went about crushing the competition by providing a superior product for superior value. Could Southwest have accomplished its goals without a primary requirement of hiring the best talent and an environment of empowering that talent? Absolutely not. It's not any more likely that United, American, Delta, Northwest or any of the other mismanaged corporations were going to beat Southwest than it was that the Soviet Union was going to win the cold war. There is no difference. For both situations were studies in how labor trumped capital. Just not in the way that Wall Street's financial crowd has convinced society to view labor and capital. But in the way that successful organizations and countries view labor and capital.
While the mega carriers continued to cling to outdated business models and incompetent management, Southwest quietly became one of the world's largest airlines at their expense. Just as Toyota, Nissan and Honda did at Chrysler, GM and Ford's expense. And Southwest did this while easily being the most profitable airline in history.

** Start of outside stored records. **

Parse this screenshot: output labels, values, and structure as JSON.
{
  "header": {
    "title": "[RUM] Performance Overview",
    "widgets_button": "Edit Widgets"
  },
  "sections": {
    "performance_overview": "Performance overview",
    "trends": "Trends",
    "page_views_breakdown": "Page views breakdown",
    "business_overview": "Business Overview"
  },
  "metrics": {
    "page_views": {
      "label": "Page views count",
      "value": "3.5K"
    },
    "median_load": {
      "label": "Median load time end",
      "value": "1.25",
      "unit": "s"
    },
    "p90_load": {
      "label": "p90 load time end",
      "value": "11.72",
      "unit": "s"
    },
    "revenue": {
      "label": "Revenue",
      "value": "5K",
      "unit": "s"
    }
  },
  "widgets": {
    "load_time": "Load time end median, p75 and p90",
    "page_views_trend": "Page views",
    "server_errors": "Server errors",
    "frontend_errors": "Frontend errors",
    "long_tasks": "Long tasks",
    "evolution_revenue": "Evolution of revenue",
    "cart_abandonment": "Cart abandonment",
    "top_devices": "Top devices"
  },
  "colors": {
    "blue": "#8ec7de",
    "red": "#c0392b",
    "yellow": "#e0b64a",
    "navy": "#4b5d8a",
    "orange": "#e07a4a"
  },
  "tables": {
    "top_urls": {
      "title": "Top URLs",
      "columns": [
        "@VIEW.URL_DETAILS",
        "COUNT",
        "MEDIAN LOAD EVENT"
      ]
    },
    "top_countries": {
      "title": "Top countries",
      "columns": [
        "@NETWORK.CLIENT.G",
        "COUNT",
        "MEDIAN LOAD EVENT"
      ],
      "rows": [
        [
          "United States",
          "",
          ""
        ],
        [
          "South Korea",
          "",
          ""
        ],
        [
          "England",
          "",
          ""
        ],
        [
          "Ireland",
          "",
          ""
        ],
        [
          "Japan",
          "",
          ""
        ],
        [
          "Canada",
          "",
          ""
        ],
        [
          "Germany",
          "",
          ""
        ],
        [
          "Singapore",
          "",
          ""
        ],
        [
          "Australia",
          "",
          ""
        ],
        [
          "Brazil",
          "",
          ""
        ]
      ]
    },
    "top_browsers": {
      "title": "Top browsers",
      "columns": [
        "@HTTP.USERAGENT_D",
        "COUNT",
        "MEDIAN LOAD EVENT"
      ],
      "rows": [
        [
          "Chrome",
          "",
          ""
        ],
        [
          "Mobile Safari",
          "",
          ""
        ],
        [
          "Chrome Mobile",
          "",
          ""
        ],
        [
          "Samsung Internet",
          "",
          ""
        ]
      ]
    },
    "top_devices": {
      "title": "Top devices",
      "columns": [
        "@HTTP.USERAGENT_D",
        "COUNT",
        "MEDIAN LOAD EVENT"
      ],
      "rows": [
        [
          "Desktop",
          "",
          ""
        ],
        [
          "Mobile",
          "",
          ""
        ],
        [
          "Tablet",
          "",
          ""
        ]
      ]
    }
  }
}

We've watched many of the mega carriers in the U.S. declare bankruptcy, cut wages drastically, fire tens of thousands of employees and default on pension funds. Necessary? Well, it's highly debatable that carriers could not have averted such disasters with strong management. They have repeatedly claimed that Southwest's business model wasn't scalable or that Southwest was a regional carrier and their clients required a national carrier. And on and on and on. All the while Southwest has become all of the things their competitors said they couldn't profitably become. And, they did so because their competitor's management never realized the greatness of their associates or their customers. In the end, that cost shareholders, customers and employees of these venerable institutions.
So, what's the latest tactic to restore confidence in the airline industry? A current strategy seems to include hiring pilots for near minimum wage.
But you say that cannot be true! Are poor wages for technicians and engineers who maintain the aircraft far behind? Well, much of that business has already been outsourced to low wage workers in far off lands. The next time you book a flight, you might be flying on a plane where the pilot has less experience flying a plane than you have flying a kite. This is part of the "race to the bottom of the barrel" wage strategy endorsed by politicians and business leaders short on leadership skills or business acumen. And, it's pervasive. How confident are you flying with a pilot making minimum wage? Would you hire a cardiologist working for minimum wage? Would you work in a skyscraper if the engineering company designing it paid minimum wage? Maybe the airline CEOs should be making minimum wage.
The Delta-Northwest merger is another act of incompetence by leadership unable to manage these companies to profitability. And, if politicians allow this merger to go through without regard for anti-trust enforcement, we'll see more layoffs, more wage compression and more chronic issues with customer service. And more monopolies. Is it not ironic that deregulation of the airline industry has come full circle? Without fostering competition and enforcing anti-competitive practices we have once again returned to an environment where a handful of carriers now dominate the market. Of course, anyone who understands markets and the lack of enforcement of free market principals could have predicted this.
We shall see an emergence of greatness in the airline industry when we see greatness in its leadership. From that flows a culture that embraces the greatness of its most valued resources - its employees and customers. Maybe they'll even realize their greatest customers are their employees. Or that their greatest sales source is a satisfied employee.